This year's California Rare Book School course was on the history of typography, taught by Paul Shaw, designer and design historian, with Grendl Löfkvist, printer and Education Director at the Letterform Archive.
This is the second time that I have attended the CODEX Biennial Book Fair and Symposium, and again, I came away having learned more valuable information about book arts and collecting.
Pedigree of a Vandercook Press: Below are some photos of how my new Vandercook Universal III was carefully crated and shipped from the fine arts press of Stephen F. Austin State University. It arrives this Friday.
Tape is the Enemy of Books: This is my next book repair project. It is a Meta Given's Modern Encyclopedia of Cooking. This edition is from 1954, the 17th printing of the book.
I have purchased a 1971 Vandercook Universal III with an adjustable bed.
For this project, I wanted to see if I could make a solid color book cover, then cut out portions of it, and inlay a different color book cloth. Then I wanted to see if I could create a drawing or design on the lighter colored cloth.
From this first experiment in using a tabletop platen press, I learned that the use of the ink itself is going to be a critical skill to learn just like making and using paste is in bookbinding.
Here is one of the irregular sized books I've been binding for fun and experimentation.
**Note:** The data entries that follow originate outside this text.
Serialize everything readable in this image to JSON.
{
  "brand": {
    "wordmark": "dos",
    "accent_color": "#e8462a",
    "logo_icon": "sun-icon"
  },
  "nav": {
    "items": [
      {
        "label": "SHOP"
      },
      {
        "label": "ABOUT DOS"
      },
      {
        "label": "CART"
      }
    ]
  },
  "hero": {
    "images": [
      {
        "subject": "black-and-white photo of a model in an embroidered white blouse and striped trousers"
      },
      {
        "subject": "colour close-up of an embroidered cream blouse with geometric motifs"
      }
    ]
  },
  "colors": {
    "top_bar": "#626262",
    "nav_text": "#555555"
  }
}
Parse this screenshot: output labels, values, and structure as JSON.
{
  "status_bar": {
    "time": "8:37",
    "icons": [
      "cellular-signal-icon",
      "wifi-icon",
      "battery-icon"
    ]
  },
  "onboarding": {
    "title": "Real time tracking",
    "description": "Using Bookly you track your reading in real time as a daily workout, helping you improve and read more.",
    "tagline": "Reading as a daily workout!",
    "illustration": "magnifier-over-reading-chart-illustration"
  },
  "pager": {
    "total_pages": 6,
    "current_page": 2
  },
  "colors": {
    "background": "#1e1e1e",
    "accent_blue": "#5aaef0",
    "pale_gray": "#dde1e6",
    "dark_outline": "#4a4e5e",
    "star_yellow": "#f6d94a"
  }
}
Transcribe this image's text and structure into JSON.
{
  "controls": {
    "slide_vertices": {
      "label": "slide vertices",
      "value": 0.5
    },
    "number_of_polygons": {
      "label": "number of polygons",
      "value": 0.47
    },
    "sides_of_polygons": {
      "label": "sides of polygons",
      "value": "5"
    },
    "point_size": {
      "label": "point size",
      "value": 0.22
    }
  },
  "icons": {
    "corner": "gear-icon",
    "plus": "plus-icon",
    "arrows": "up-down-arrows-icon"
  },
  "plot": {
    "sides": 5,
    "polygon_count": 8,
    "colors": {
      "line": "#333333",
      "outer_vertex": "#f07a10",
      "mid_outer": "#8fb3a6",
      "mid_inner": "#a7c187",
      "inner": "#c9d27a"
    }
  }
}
There are interesting issues that come up with binding books that are miniature or very narrow in shape.
This is a video of the book studio progress from the first of December 2019. There is a full basement underneath with stairs in the back and a wide open space for lifting heavy equipment down into the basement.
I read somewhere that a bookbinder has to make at least 100 books before they can claim to have the necessary skills to do quality work. Each of the 100 books is intended to provide one or more lessons in what not to do.
Over the course of 2018, I read books about mastery. Every book hammered home the same point: You cannot master anything that you don't feel passionate about. Learning a profession, any profession, requires hours of commitment to learning, failing, practice, and mentorship. 10,000 hours is the number the experts say is required to "master" a skill. But according to my study, the hours alone are not enough.